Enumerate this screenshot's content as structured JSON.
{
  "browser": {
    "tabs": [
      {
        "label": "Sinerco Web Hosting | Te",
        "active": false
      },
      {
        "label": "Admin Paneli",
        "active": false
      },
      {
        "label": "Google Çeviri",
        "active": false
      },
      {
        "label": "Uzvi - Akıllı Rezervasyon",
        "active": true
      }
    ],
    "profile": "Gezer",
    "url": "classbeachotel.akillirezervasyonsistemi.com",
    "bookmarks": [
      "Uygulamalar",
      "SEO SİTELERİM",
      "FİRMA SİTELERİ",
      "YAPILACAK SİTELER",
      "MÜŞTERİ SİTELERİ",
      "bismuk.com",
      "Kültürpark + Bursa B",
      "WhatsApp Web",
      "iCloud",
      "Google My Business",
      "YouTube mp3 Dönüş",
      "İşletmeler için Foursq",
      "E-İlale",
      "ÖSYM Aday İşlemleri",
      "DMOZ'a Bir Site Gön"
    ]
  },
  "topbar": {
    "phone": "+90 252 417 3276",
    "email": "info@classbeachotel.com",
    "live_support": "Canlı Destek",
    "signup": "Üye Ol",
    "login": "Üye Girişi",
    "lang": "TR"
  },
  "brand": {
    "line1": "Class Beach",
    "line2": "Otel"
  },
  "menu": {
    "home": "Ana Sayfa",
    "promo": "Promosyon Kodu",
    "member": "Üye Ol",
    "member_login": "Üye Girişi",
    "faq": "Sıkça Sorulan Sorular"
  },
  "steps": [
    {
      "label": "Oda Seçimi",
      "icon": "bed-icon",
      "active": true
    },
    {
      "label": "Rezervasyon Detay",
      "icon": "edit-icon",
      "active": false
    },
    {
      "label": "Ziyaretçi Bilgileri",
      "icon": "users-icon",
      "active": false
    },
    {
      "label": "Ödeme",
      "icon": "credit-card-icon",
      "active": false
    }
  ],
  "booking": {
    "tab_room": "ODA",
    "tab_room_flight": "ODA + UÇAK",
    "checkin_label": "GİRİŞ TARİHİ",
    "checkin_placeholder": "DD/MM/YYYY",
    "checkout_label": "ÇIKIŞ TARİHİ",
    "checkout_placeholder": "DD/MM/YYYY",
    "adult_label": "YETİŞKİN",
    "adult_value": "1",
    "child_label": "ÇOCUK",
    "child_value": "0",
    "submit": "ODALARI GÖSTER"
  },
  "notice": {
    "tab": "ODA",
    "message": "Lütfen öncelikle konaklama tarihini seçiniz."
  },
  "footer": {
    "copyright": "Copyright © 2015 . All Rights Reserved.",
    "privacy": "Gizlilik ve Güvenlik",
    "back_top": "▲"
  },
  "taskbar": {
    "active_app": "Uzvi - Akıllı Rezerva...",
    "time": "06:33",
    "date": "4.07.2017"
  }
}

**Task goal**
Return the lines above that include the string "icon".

**The completed task**
      "icon": "bed-icon",
      "icon": "edit-icon",
      "icon": "users-icon",
      "icon": "credit-card-icon",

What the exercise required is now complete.